- _How to complete this task_
Only lines that contain the word "Show" belong in the answer; copy them from the records below.

Items from an interface collection:
▬▬▬▬▬▬▬▬▬▬
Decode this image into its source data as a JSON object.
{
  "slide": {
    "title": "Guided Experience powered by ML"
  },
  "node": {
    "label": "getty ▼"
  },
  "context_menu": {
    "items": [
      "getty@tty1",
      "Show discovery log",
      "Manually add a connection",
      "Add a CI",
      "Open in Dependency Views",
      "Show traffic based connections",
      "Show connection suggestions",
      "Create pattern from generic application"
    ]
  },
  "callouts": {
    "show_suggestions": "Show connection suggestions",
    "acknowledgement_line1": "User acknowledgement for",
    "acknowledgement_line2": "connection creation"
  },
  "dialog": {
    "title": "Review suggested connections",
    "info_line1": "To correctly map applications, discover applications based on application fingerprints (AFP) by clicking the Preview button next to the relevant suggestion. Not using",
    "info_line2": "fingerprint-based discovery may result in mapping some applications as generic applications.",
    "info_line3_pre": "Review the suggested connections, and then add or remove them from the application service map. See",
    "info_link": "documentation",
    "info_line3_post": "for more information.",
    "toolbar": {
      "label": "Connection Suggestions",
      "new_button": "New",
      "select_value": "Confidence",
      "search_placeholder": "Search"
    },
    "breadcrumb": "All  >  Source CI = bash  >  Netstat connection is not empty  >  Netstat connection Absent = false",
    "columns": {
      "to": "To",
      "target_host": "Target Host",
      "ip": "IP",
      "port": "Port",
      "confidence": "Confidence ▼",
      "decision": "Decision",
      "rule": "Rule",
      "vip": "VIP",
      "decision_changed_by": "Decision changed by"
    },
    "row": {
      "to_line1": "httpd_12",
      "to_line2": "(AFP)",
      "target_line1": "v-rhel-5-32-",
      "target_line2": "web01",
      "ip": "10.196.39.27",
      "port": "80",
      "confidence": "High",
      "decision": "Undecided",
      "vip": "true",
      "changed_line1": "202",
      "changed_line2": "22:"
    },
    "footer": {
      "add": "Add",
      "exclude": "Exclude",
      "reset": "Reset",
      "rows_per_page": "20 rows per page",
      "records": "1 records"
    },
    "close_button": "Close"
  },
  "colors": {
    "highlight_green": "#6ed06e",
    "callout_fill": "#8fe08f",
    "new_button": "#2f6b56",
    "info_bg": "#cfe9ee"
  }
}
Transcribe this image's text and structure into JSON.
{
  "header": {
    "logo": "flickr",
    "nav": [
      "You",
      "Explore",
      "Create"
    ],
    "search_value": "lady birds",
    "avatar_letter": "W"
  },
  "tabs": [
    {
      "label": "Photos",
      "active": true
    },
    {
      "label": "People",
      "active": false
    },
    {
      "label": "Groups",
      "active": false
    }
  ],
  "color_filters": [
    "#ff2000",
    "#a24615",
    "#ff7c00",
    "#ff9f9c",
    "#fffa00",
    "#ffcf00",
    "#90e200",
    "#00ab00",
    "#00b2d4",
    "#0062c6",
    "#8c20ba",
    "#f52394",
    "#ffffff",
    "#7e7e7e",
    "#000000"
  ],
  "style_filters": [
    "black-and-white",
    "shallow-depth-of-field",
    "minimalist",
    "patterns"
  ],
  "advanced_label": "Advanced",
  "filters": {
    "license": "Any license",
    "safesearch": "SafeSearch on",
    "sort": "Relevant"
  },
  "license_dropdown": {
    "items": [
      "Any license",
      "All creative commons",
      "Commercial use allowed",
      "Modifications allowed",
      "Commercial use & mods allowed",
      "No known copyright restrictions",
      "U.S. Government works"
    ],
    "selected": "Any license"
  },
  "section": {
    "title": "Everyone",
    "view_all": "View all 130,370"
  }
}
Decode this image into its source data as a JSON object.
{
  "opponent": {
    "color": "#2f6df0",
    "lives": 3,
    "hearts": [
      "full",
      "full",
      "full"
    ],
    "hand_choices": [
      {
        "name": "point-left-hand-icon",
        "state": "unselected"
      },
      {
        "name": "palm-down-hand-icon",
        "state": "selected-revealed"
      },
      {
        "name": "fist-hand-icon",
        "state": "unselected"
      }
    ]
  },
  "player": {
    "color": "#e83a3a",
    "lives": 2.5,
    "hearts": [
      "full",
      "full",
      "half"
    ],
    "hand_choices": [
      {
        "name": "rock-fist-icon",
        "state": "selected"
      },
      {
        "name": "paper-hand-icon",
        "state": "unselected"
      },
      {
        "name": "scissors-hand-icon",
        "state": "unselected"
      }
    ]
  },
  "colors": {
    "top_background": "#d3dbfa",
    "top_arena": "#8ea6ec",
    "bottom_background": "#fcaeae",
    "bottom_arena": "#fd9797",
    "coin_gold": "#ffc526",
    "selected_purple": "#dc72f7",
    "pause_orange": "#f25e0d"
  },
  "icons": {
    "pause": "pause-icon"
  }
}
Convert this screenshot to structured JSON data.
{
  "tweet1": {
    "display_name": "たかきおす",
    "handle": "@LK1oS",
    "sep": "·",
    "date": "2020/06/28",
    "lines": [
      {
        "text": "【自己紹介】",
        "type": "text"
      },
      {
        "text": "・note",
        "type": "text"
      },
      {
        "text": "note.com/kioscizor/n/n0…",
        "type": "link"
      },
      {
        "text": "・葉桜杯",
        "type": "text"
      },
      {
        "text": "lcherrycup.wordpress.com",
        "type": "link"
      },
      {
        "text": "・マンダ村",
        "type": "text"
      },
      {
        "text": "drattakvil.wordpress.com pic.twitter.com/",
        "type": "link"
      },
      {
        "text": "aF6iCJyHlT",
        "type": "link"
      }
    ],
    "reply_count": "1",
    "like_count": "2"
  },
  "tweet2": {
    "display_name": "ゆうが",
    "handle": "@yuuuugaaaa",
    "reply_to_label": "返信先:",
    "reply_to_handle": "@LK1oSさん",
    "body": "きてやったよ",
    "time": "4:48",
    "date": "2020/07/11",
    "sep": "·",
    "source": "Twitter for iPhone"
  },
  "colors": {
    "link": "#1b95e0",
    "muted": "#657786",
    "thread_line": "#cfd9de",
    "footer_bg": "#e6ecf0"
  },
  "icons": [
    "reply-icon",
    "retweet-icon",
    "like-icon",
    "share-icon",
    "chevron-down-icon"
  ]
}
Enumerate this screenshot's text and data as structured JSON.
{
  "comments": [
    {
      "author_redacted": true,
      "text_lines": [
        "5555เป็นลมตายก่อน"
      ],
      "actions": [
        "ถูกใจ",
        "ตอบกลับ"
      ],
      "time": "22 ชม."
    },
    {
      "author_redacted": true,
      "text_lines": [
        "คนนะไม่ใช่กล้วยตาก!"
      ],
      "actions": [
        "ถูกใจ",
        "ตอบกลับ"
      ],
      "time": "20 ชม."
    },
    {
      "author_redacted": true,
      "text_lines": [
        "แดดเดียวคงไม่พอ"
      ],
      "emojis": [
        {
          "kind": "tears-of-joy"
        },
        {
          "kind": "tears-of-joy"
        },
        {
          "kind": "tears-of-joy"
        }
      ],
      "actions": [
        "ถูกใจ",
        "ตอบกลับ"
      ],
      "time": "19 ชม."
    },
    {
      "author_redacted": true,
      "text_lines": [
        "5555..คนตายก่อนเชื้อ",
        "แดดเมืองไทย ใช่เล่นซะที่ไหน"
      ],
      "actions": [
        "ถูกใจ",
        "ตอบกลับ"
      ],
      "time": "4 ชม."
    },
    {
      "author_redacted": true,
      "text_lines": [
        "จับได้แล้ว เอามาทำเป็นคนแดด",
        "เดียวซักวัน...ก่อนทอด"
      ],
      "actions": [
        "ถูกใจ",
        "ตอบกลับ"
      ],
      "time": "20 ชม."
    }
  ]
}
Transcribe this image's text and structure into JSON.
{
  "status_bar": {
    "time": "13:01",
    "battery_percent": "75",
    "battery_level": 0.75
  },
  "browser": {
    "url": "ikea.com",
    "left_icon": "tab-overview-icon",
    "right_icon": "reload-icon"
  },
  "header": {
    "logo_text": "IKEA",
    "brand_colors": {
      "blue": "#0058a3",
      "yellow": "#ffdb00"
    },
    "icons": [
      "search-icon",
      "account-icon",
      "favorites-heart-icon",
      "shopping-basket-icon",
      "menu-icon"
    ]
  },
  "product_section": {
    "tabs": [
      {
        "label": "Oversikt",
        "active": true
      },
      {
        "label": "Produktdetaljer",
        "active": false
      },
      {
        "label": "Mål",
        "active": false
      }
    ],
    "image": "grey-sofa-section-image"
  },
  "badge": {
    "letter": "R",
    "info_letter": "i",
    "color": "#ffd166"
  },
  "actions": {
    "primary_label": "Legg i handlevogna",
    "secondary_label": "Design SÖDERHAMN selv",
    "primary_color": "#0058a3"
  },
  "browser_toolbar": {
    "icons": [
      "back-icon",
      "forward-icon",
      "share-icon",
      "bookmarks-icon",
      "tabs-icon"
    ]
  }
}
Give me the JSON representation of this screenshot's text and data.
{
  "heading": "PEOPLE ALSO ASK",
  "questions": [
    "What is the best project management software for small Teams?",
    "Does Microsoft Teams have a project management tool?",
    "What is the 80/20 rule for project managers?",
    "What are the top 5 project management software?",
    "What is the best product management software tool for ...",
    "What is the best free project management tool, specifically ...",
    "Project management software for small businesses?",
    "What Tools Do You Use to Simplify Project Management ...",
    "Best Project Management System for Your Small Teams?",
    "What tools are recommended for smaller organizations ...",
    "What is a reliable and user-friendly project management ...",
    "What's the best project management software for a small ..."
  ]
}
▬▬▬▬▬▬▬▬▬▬
- _Answer to this task_
      "Show discovery log",
      "Show traffic based connections",
      "Show connection suggestions",
    "show_suggestions": "Show connection suggestions",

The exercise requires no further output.